Asee peer logo

Relation Of Collective Efficacy Beliefs To Group Cohesion And Performance In Student Project Teams

Download Paper |

Conference

2004 Annual Conference

Location

Salt Lake City, Utah

Publication Date

June 20, 2004

Start Date

June 20, 2004

End Date

June 23, 2004

ISSN

2153-5965

Conference Session

Projects,Teams & Cooperative Learning

Page Count

10

Page Numbers

9.1052.1 - 9.1052.10

Permanent URL

https://peer.asee.org/12936

Download Count

731

Request a correction

Paper Authors

author page

Janet Schmidt

Download Paper |

Abstract
NOTE: The first page of text has been automatically extracted and included below in lieu of an abstract

Session 1353

Relation of Collective Efficacy Beliefs to Group Cohesion and Performance in Student Project Teams

Robert W. Lent, Janet A. Schmidt, Linda C. Schmidt, Clay Gloster, and Sarah Mouring University of Maryland, College Park/Howard University/ US Naval Academy

Abstract

This study extends Bandura’s1 concept of collective efficacy to the context of student project teams in engineering education. Collective efficacy refers to team members’ beliefs about the ability of their team to perform its tasks effectively. Members of student project teams in an introductory engineering design course completed measures of their teams’ collective efficacy, cohesion, and performance. Course instructors also independently rated each team’s performance. Findings indicated that collective efficacy was strongly related to students’ ratings of their teams’ cohesion and performance, both at the individual and group levels of analysis. Collective efficacy was also moderately related to instructors’ ratings of team performance. We consider the implications of these findings for further research and practice involving team functioning.

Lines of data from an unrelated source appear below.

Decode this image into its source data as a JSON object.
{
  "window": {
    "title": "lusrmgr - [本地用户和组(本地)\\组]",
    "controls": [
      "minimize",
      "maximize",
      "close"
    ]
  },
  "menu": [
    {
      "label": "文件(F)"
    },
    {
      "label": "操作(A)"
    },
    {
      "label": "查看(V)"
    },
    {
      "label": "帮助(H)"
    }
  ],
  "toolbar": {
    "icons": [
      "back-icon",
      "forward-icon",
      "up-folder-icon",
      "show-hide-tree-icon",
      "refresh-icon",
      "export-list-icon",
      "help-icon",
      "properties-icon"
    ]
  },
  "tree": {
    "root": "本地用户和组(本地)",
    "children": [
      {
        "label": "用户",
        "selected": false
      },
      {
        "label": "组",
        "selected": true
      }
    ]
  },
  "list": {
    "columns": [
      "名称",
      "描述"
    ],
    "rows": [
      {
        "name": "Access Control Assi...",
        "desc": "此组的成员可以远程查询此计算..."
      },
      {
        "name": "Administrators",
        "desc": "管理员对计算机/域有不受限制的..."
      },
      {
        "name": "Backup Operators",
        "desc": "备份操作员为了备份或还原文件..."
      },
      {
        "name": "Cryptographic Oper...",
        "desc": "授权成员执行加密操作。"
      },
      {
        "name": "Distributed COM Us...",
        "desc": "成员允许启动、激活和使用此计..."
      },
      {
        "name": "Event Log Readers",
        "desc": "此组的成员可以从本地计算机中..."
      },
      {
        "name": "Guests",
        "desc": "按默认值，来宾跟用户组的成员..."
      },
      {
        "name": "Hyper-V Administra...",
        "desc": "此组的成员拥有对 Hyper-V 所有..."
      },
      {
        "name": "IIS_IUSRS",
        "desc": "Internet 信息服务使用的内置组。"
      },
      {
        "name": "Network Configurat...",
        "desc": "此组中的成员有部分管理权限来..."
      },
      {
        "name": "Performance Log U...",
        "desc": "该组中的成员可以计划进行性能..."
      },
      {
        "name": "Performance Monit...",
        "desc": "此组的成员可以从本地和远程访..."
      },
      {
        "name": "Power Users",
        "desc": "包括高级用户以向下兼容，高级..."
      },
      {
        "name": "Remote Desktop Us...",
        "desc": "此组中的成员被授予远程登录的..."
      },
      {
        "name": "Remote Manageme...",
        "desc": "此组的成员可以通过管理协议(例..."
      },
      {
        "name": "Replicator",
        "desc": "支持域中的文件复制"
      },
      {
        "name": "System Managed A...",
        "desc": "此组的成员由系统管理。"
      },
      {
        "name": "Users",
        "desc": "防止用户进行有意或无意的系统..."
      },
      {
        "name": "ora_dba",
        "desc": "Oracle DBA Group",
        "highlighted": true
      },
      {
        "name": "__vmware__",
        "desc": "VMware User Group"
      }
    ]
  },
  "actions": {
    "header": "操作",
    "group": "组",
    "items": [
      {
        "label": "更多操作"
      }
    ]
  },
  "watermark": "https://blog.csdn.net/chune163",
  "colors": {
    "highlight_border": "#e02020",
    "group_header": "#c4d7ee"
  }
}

Introduction

Social cognitive theory1 is an influential approach to understanding the psychosocial processes involved in human motivation, choice, and performance. A large body of research has accumulated examining social cognitive variables, especially self-efficacy, in relation to various aspects of academic and career-relevant behavior. Social cognitive career theory (SCCT)2 was developed a decade ago to help organize and lend direction to this inquiry. SCCT was designed to explain the processes through which people develop educational and career interests, translate their interests into occupationally-relevant choices, and achieve varying levels of performance and persistence in academic and work domains. Research findings have consistently supported the theory’s utility in predicting the academic choice and performance behavior of students in science, math, and engineering fields3.

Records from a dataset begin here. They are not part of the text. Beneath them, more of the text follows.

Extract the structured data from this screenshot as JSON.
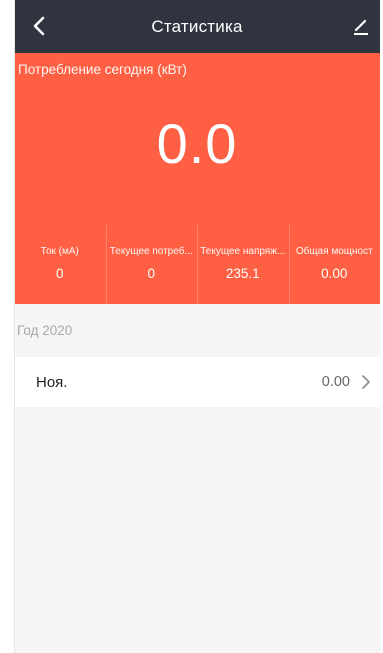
{
  "navbar": {
    "title": "Статистика",
    "back_icon": "back-arrow-icon",
    "edit_icon": "pencil-edit-icon",
    "background": "#2f3440"
  },
  "hero": {
    "label": "Потребление сегодня (кВт)",
    "value": "0.0",
    "background": "#ff6043"
  },
  "stats": [
    {
      "label": "Ток (мА)",
      "value": "0"
    },
    {
      "label": "Текущее потреб...",
      "value": "0"
    },
    {
      "label": "Текущее напряж...",
      "value": "235.1"
    },
    {
      "label": "Общая мощност",
      "value": "0.00"
    }
  ],
  "history": {
    "year_label": "Год 2020",
    "months": [
      {
        "name": "Ноя.",
        "value": "0.00"
      }
    ]
  }
}
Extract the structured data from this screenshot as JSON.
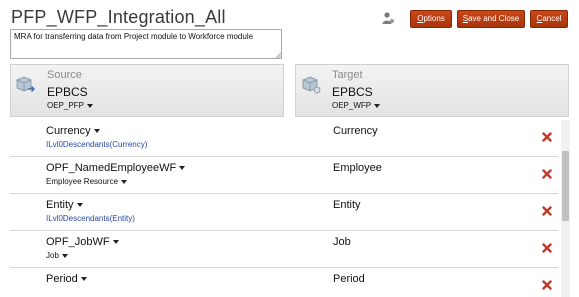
{
  "header": {
    "title": "PFP_WFP_Integration_All",
    "options_first": "O",
    "options_rest": "ptions",
    "save_first": "S",
    "save_rest": "ave and Close",
    "cancel_first": "C",
    "cancel_rest": "ancel"
  },
  "description": {
    "value": "MRA for transferring data from Project module to Workforce module"
  },
  "source": {
    "label": "Source",
    "app": "EPBCS",
    "cube": "OEP_PFP"
  },
  "target": {
    "label": "Target",
    "app": "EPBCS",
    "cube": "OEP_WFP"
  },
  "rows": [
    {
      "source_dim": "Currency",
      "source_member": "ILvl0Descendants(Currency)",
      "target_dim": "Currency"
    },
    {
      "source_dim": "OPF_NamedEmployeeWF",
      "source_member": "Employee Resource",
      "target_dim": "Employee"
    },
    {
      "source_dim": "Entity",
      "source_member": "ILvl0Descendants(Entity)",
      "target_dim": "Entity"
    },
    {
      "source_dim": "OPF_JobWF",
      "source_member": "Job",
      "target_dim": "Job"
    },
    {
      "source_dim": "Period",
      "source_member": "",
      "target_dim": "Period"
    }
  ],
  "icons": {
    "user": "person-icon",
    "delete": "delete-x-icon",
    "cube": "cube-icon"
  },
  "colors": {
    "button": "#b43c12",
    "delete": "#c0392b",
    "link": "#2a48a8"
  }
}
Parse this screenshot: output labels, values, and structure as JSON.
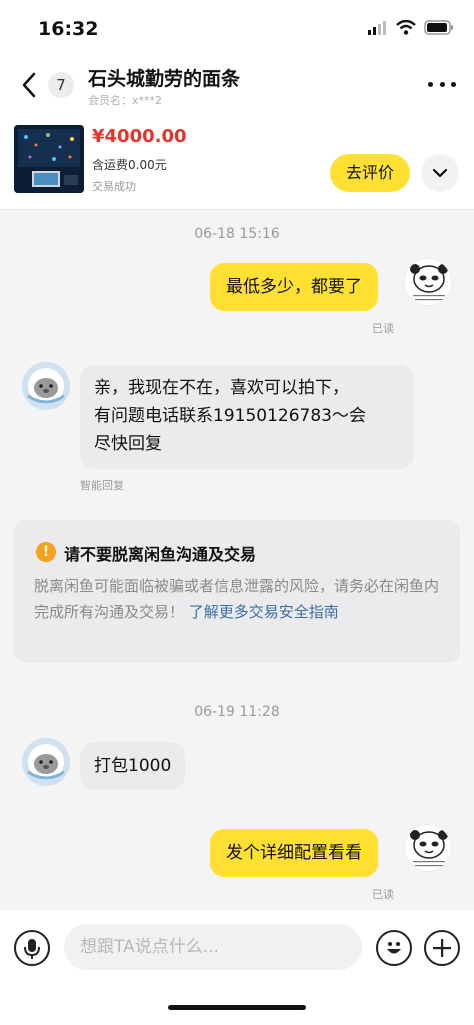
{
  "status_bar": {
    "time": "16:32",
    "icons": [
      "signal-icon",
      "wifi-icon",
      "battery-icon"
    ]
  },
  "header": {
    "unread_count": "7",
    "title": "石头城勤劳的面条",
    "member_label": "会员名：x***2"
  },
  "product": {
    "price": "¥4000.00",
    "shipping": "含运费0.00元",
    "status": "交易成功",
    "review_button": "去评价"
  },
  "messages": [
    {
      "timestamp": "06-18 15:16"
    },
    {
      "sender": "me",
      "text": "最低多少，都要了",
      "read": "已读"
    },
    {
      "sender": "seller",
      "lines": [
        "亲，我现在不在，喜欢可以拍下，",
        "有问题电话联系19150126783～会",
        "尽快回复"
      ],
      "note": "智能回复"
    },
    {
      "timestamp": "06-19 11:28"
    },
    {
      "sender": "seller",
      "text": "打包1000"
    },
    {
      "sender": "me",
      "text": "发个详细配置看看",
      "read": "已读"
    }
  ],
  "safety": {
    "title": "请不要脱离闲鱼沟通及交易",
    "body": "脱离闲鱼可能面临被骗或者信息泄露的风险，请务必在闲鱼内完成所有沟通及交易！",
    "link": "了解更多交易安全指南"
  },
  "input": {
    "placeholder": "想跟TA说点什么..."
  },
  "colors": {
    "accent_yellow": "#ffe033",
    "price_red": "#e8332a",
    "warning_orange": "#f6a21e",
    "link_blue": "#3a6ea5"
  }
}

While social cognitive theory has provided a heuristic perspective on career and educational behavior, the research literature has focused primarily on the linkages of social cognitive variables to outcomes achieved by students and workers as individuals. This focus makes a great deal of sense given that educators and psychologists are largely concerned with maximizing the development of individuals. It is obvious, however, that people do not only study and work alone. In the contemporary world, efforts at social change, economic productivity, and technological progress typically require that people harness their energy together to achieve common ends. Indeed, the need to blend individuals together effectively within groups, teams,

“Proceedings of the 2004 American Society for Engineering Education Annual Conference & Exposition Copyright © 2004, American Society for Engineering Education”

Schmidt, J. (2004, June), Relation Of Collective Efficacy Beliefs To Group Cohesion And Performance In Student Project Teams Paper presented at 2004 Annual Conference, Salt Lake City, Utah. https://peer.asee.org/12936

ASEE holds the copyright on this document. It may be read by the public free of charge. Authors may archive their work on personal websites or in institutional repositories with the following citation: © 2004 American Society for Engineering Education. Other scholars may excerpt or quote from these materials with the same citation. When excerpting or quoting from Conference Proceedings, authors should, in addition to noting the ASEE copyright, list all the original authors and their institutions and name the host city of the conference. - Last updated April 1, 2015